Goal of the exercise: Would you output all the data exactly as it stands?

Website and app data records
"""

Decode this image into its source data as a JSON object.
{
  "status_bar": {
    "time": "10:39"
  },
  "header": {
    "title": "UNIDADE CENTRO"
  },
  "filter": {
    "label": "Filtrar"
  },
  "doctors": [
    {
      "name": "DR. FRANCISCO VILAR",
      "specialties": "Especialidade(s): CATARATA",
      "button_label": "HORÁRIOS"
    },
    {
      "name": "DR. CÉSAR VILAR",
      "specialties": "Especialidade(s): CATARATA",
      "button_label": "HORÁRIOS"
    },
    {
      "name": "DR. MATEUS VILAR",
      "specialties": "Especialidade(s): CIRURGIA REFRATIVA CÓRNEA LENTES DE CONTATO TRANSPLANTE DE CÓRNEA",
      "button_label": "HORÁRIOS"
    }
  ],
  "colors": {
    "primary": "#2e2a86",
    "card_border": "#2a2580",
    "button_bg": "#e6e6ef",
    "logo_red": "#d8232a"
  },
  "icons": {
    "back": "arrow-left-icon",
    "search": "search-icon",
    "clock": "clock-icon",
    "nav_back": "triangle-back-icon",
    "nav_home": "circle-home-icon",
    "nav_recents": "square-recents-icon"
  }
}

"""

Exercise output:
Decode this image into its source data as a JSON object.
{
  "status_bar": {
    "time": "10:39"
  },
  "header": {
    "title": "UNIDADE CENTRO"
  },
  "filter": {
    "label": "Filtrar"
  },
  "doctors": [
    {
      "name": "DR. FRANCISCO VILAR",
      "specialties": "Especialidade(s): CATARATA",
      "button_label": "HORÁRIOS"
    },
    {
      "name": "DR. CÉSAR VILAR",
      "specialties": "Especialidade(s): CATARATA",
      "button_label": "HORÁRIOS"
    },
    {
      "name": "DR. MATEUS VILAR",
      "specialties": "Especialidade(s): CIRURGIA REFRATIVA CÓRNEA LENTES DE CONTATO TRANSPLANTE DE CÓRNEA",
      "button_label": "HORÁRIOS"
    }
  ],
  "colors": {
    "primary": "#2e2a86",
    "card_border": "#2a2580",
    "button_bg": "#e6e6ef",
    "logo_red": "#d8232a"
  },
  "icons": {
    "back": "arrow-left-icon",
    "search": "search-icon",
    "clock": "clock-icon",
    "nav_back": "triangle-back-icon",
    "nav_home": "circle-home-icon",
    "nav_recents": "square-recents-icon"
  }
}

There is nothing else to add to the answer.